The researcher asked if a model could be built that was bigger than the one Andrew had described. Erik described what it would like if it was doubled. With that, The researcher closed the session, and asked the students to think and write about the question: Is there a biggest model?

The researcher asked if a model could be built that was bigger than the one Andrew had described. Erik described what it would like if it was doubled. With that, The researcher closed the session, and asked the students to think and write about the question: Is there a biggest model?

Math ToolCuisenaire rods

Math StrandFractions

Math ProblemFraction as number, Comparing fractions, Equivalent fractions

NCTM Grade Range3-5

NCTM Content StandardNumber and operations

NCTM Process StandardProblem solving, Reasoning and proof, Communication, Connections, Representation

Forms of Reasoning, Strategies and HeuristicsDirect reasoning, Recursive reasoning, Reasoning by upper and lower bounds

Grade Level4

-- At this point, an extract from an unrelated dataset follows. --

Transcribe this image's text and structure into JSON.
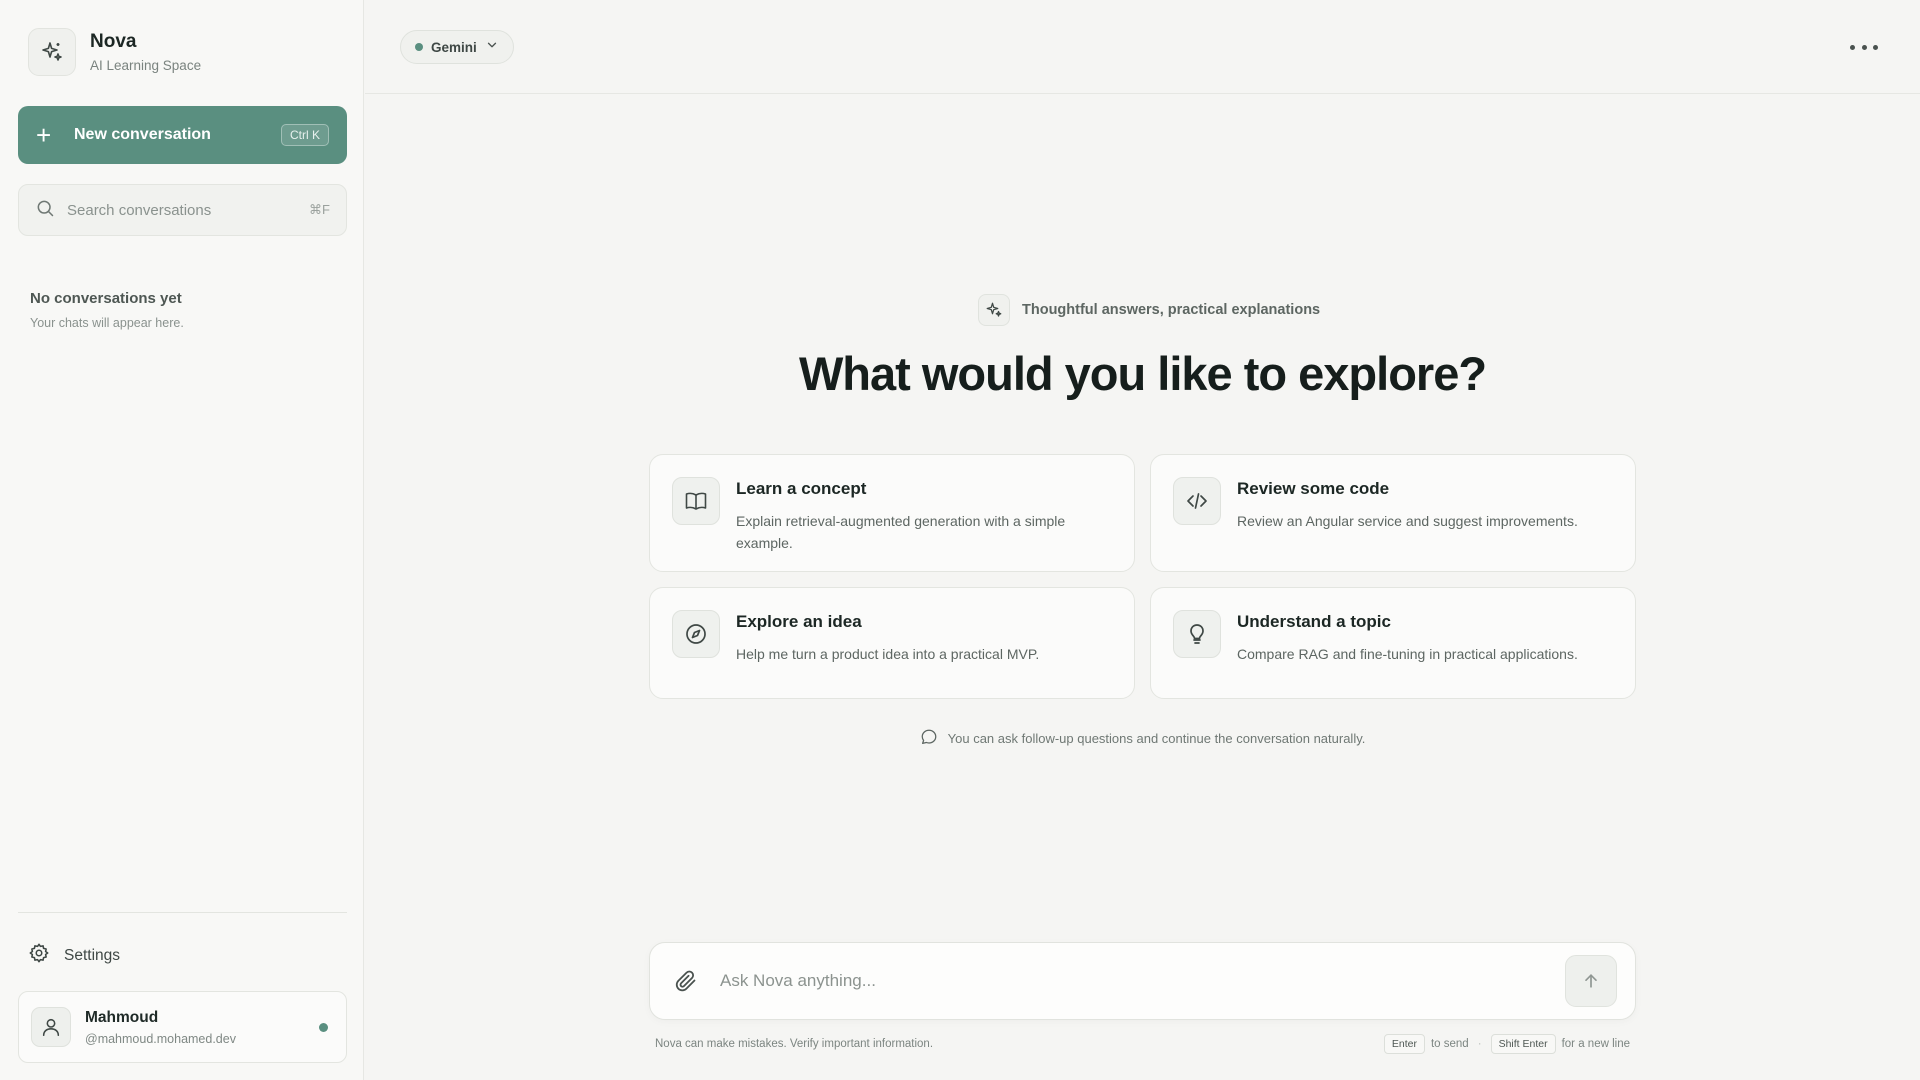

Student ParticipantsAlan (student), Andrew (student), Brian F. (Colts Neck, student), Danielle (student), David (student), Erik (student), James (student), Jessica (student), Kimberly (student), Meredith (student), Michael (Colts Neck, student)

CorporateConover Road (Colts Neck, N.J.)

SettingClassroom

Student GenderMixed

Student EthnicityWhite

Camera ViewsClassroom view, Presentation view, Side view

RightsThe video is protected by copyright. It is available for reviewing and use within the Video Mosaic Collaborative (VMC) portal. Please contact the Robert B. Davis Institute for Learning (RBDIL) for further information about the use of this video.

Date Captured1993-10-11

Local IdentifierA94A95A96-FRC-CMPRF-CLIP003

Related Publication

__Type__: Related publication

__Label__: Ed.D. dissertation references the video footage that includes Building large models to show equivalence, a generalization, Clip 3 of 3: Generating multiple models by doubling

__Date__: 2009

__Author__: Yankelewitz, Dina (Rutgers, the State University of New Jersey)

__Name__: The development of mathematical reasoning in elementary school students' exploration of fraction ideas

__Reference__: http://hdl.rutgers.edu/1782.1/rucore10001500001.ETD.000054787

Related Publication

__Type__: Related publication

__Label__: Ed.D. dissertation references the video footage that includes Building large models to show equivalence, a generalization, Clip 3 of 3: Generating multiple models by doubling

__Date__: 2008

__Author__: Reynolds, Suzanne Loveridge (Rutgers, the State University of New Jersey)

__Name__: A study of fourth-grade students' explorations into comparing fractions

__Reference__: QA.R465 2005

Source

__Title__: A94, Building large models to show equivalence, a generalization (classroom view), Grade 4, October 11, 1993, raw footage.

__Identifier__: A94-19931011-CNCR-CV-CLASS-GR4-FRC-CMPRF-RAW

Source

__Title__: A95, Building large models to show equivalence, a generalization (presentation view), Grade 4, October 11, 1993, raw footage.

__Identifier__: A95-19931011-CNCR-PV-CLASS-GR4-FRC-CMPRF-RAW

Source

__Title__: A96, Building large models to show equivalence, a generalization (side view), Grade 4, October 11, 1993, raw footage.

__Identifier__: A96-19931011-CNCR-SIV-CLASS-GR4-FRC-CMPRF-RAW